Students get to work on life-saving CPR technique
HUNTINGTON, W.Va. (AP) — With assistance from a grant from the Highmark Foundation, CPR kits have been provided to every high school in Cabell, Wayne and Mason counties so that students can learn the life-saving skill before they graduate, in accordance with a new state law.
Ten Huntington High School students demonstrated hands-only CPR at a celebration assembly for the American Heart Association’s “CPR in Schools” kits on Monday, The Herald-Dispatch reported.
With heart disease being the most common cause of death in the state, all West Virginia high school students are required to learn CPR training in health classes before graduation. The requirement, which was signed into law by West Virginia Gov. Earl Ray Tomblin last year, has been in place since July.

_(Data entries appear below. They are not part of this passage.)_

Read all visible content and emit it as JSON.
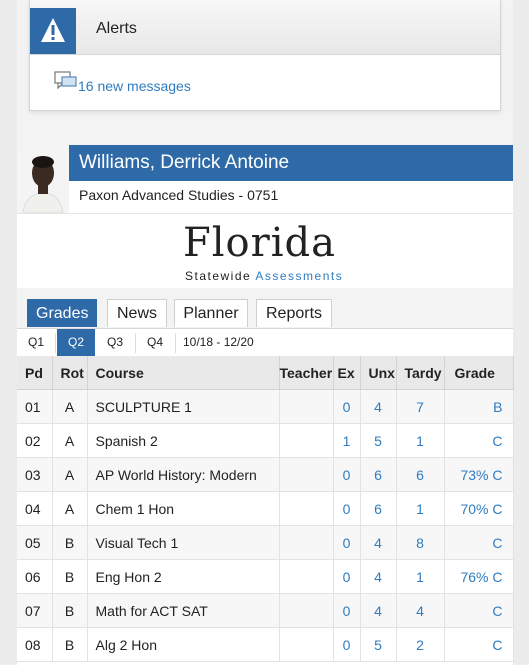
{
  "alerts": {
    "title": "Alerts",
    "messages_link": "16 new messages"
  },
  "student": {
    "name": "Williams, Derrick Antoine",
    "school": "Paxon Advanced Studies - 0751"
  },
  "logo": {
    "word": "Florida",
    "sub_a": "Statewide",
    "sub_b": "Assessments"
  },
  "tabs": [
    "Grades",
    "News",
    "Planner",
    "Reports"
  ],
  "quarters": [
    "Q1",
    "Q2",
    "Q3",
    "Q4"
  ],
  "active_quarter": "Q2",
  "date_range": "10/18 - 12/20",
  "table": {
    "headers": [
      "Pd",
      "Rot",
      "Course",
      "Teacher",
      "Ex",
      "Unx",
      "Tardy",
      "Grade"
    ],
    "rows": [
      {
        "pd": "01",
        "rot": "A",
        "course": "SCULPTURE 1",
        "teacher": "",
        "ex": "0",
        "unx": "4",
        "tardy": "7",
        "grade": "B"
      },
      {
        "pd": "02",
        "rot": "A",
        "course": "Spanish 2",
        "teacher": "",
        "ex": "1",
        "unx": "5",
        "tardy": "1",
        "grade": "C"
      },
      {
        "pd": "03",
        "rot": "A",
        "course": "AP World History: Modern",
        "teacher": "",
        "ex": "0",
        "unx": "6",
        "tardy": "6",
        "grade": "73% C"
      },
      {
        "pd": "04",
        "rot": "A",
        "course": "Chem 1 Hon",
        "teacher": "",
        "ex": "0",
        "unx": "6",
        "tardy": "1",
        "grade": "70% C"
      },
      {
        "pd": "05",
        "rot": "B",
        "course": "Visual Tech 1",
        "teacher": "",
        "ex": "0",
        "unx": "4",
        "tardy": "8",
        "grade": "C"
      },
      {
        "pd": "06",
        "rot": "B",
        "course": "Eng Hon 2",
        "teacher": "",
        "ex": "0",
        "unx": "4",
        "tardy": "1",
        "grade": "76% C"
      },
      {
        "pd": "07",
        "rot": "B",
        "course": "Math for ACT SAT",
        "teacher": "",
        "ex": "0",
        "unx": "4",
        "tardy": "4",
        "grade": "C"
      },
      {
        "pd": "08",
        "rot": "B",
        "course": "Alg 2 Hon",
        "teacher": "",
        "ex": "0",
        "unx": "5",
        "tardy": "2",
        "grade": "C"
      }
    ]
  },
  "colors": {
    "accent": "#2f6aa8",
    "link": "#2f7cc0"
  },
  "icons": {
    "alert": "warning-triangle-icon",
    "message": "message-bubbles-icon"
  }
}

The three counties were chosen for the free kits because the region has the highest rate of heart disease in the state, said Catherine McCalister, manager of corporate communications for the health insurance company Highmark West Virginia.

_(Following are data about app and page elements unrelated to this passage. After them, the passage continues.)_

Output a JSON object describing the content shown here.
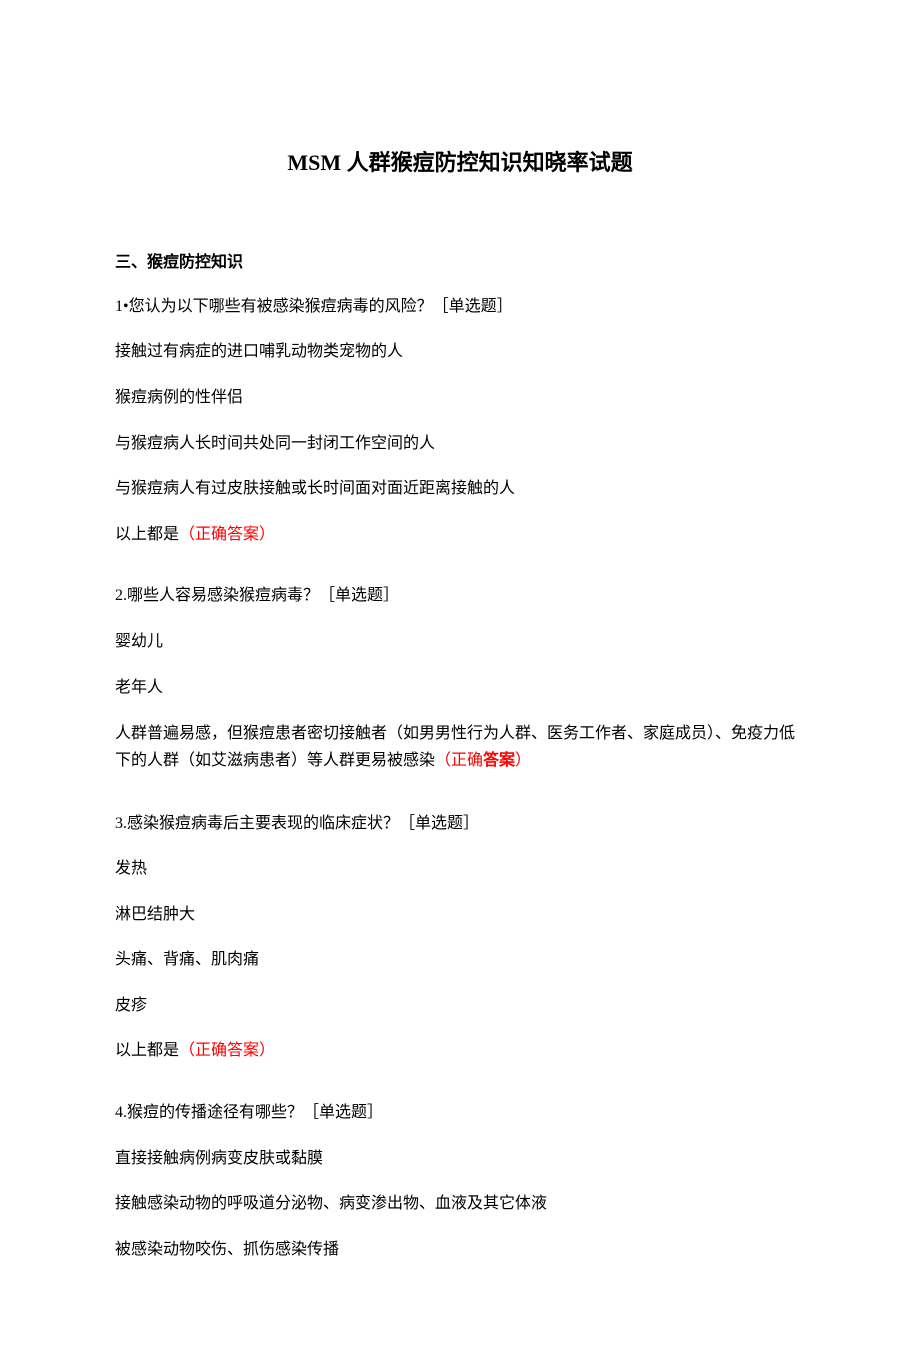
{
  "title": "MSM 人群猴痘防控知识知晓率试题",
  "section_header": "三、猴痘防控知识",
  "questions": [
    {
      "stem": "1•您认为以下哪些有被感染猴痘病毒的风险？［单选题］",
      "options": [
        {
          "text": "接触过有病症的进口哺乳动物类宠物的人",
          "correct": false
        },
        {
          "text": "猴痘病例的性伴侣",
          "correct": false
        },
        {
          "text": "与猴痘病人长时间共处同一封闭工作空间的人",
          "correct": false
        },
        {
          "text": "与猴痘病人有过皮肤接触或长时间面对面近距离接触的人",
          "correct": false
        },
        {
          "text": "以上都是",
          "correct": true,
          "answer_label": "（正确答案）"
        }
      ]
    },
    {
      "stem": "2.哪些人容易感染猴痘病毒？［单选题］",
      "options": [
        {
          "text": "婴幼儿",
          "correct": false
        },
        {
          "text": "老年人",
          "correct": false
        },
        {
          "text_prefix": "人群普遍易感，但猴痘患者密切接触者（如男男性行为人群、医务工作者、家庭成员）、免疫力低下的人群（如艾滋病患者）等人群更易被感染",
          "correct": true,
          "answer_prefix": "（正确",
          "answer_bold": "答案",
          "answer_suffix": "）",
          "multiline": true
        }
      ]
    },
    {
      "stem": "3.感染猴痘病毒后主要表现的临床症状？［单选题］",
      "options": [
        {
          "text": "发热",
          "correct": false
        },
        {
          "text": "淋巴结肿大",
          "correct": false
        },
        {
          "text": "头痛、背痛、肌肉痛",
          "correct": false
        },
        {
          "text": "皮疹",
          "correct": false
        },
        {
          "text": "以上都是",
          "correct": true,
          "answer_label": "（正确答案）"
        }
      ]
    },
    {
      "stem": "4.猴痘的传播途径有哪些？［单选题］",
      "options": [
        {
          "text": "直接接触病例病变皮肤或黏膜",
          "correct": false
        },
        {
          "text": "接触感染动物的呼吸道分泌物、病变渗出物、血液及其它体液",
          "correct": false
        },
        {
          "text": "被感染动物咬伤、抓伤感染传播",
          "correct": false
        }
      ]
    }
  ]
}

Hands-only CPR involves chest compressions and is legal for any person to perform regardless of certification.
Parkersburg native Caleb Tisdale told the group of Huntington students Monday that he had used CPR years ago to save the life of a camper who was struck by lightning.
“Take the time to learn it,” Tisdale said. “You never know when it’s going to be your loved one. … CPR could drastically change the outcome and the destiny of your life.”